Artist: Elisabeth Melander
Album: Reflections of a Voice
Genre: Vocal Jazz
Quality: mp3, 320 kbps
The Voice Inside (00:04:49)
Blue in Green (00:03:53)
Like Someone in Love (00:04:25)
Moon and Sand (00:05:15)
One Insight (00:05:51)
A Song of Joy (00:05:30)
Inside a Silent Tear (00:02:15)
A Foggy Day (00:03:49)
Someone to Watch Over Me (00:06:05)
You’re Everything (00:04:10)
Vi (We) (00:04:30)
Elisabeth Melander was born in Boden, a military town in the cold and desolate north of Sweden. She used her vocal abilities and knowledge of music to escape and is now based in the southern cities of Lund and Malmö, travelling all over the Nordic Area, teaching, spreading the word about jazz and encouraging young musicians.

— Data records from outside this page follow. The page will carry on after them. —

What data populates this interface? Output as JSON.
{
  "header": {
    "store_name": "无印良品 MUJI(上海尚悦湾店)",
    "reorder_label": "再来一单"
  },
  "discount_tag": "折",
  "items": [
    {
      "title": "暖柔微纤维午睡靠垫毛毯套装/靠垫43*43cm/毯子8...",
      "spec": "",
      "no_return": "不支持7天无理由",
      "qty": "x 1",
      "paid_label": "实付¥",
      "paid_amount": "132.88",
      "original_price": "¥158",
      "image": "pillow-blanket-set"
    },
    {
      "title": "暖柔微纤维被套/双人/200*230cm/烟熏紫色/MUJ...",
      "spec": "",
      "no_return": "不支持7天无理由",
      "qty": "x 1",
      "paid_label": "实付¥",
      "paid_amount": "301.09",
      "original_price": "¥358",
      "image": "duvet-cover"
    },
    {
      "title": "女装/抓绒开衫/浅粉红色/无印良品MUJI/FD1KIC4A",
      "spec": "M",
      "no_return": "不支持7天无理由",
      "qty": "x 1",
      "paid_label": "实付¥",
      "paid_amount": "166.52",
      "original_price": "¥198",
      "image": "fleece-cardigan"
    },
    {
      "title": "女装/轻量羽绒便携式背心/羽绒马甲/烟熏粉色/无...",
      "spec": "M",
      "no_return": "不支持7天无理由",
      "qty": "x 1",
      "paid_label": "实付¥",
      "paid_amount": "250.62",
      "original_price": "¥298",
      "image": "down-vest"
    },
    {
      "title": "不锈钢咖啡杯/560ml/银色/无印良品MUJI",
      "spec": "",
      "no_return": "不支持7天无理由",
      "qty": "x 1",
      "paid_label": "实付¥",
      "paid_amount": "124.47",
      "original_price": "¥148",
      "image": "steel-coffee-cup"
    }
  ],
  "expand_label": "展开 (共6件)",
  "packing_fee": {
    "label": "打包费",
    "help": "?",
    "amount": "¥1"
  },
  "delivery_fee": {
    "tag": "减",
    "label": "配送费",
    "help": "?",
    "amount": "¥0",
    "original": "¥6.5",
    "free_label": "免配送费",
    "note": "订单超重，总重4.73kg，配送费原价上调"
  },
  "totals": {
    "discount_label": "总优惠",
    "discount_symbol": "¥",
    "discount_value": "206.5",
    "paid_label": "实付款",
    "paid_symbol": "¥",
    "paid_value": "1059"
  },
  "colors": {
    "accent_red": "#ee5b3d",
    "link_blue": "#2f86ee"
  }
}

Every now and then she brings out an album. Reflections Of A Voice is her latest. It features jazz standards and three of her own compositions, the most interesting of these being “The Voice Inside.”
Melander says the song is about “having the courage to listen to our inner voice and the voice of the heart, where truth is found.” It could just as well describe the advice she gives to extract the best from her pupils. The song gets a little “stuck” melodically but her sincerity more than makes up for this and Anders Bergcrantz contributes a thoughtful trumpet solo.
Would that all of her compositions were as good. On “One Insight” she sounds like someone on the verge of a nervous breakdown and even Inge Petersson’s tenor solo can’t ease the pain.
Melander attempts a vocal version of Bill Evans’ “Blue In Green,” from the classic Miles Davis album Kind Of Blue. It wanders all over the place, with bizarre, ethereal “swallowed” lyrics. You never know, Evans might have approved—he had a soft spot for Swedish vocalists, most notably Monica Zetterlund, who put Swedish words to “Waltz For Debby” and invited him to Sweden so they could perform it together.
Melander produces a restrained, thoughtful version of another Evans staple, Jimmy Van Heusen’s “Like Someone In Love.” Bergcrantz delivers a fine solo but is even better in accompaniment.
It all gets a little academic on occasion, particularly on Alec Wilder’s “Moon And Sand,” which cries out for sensuality. Still, the song is a great survivor. It’s amazing it recovered from its first, extremely stilted outing in 1941 with Xavier Cugat and his Waldorf-Astoria Orchestra.
Despite its flaws, this is an interesting album, demonstrating just how far from Boden Elisabeth Melander has come.
By CHRIS MOSEY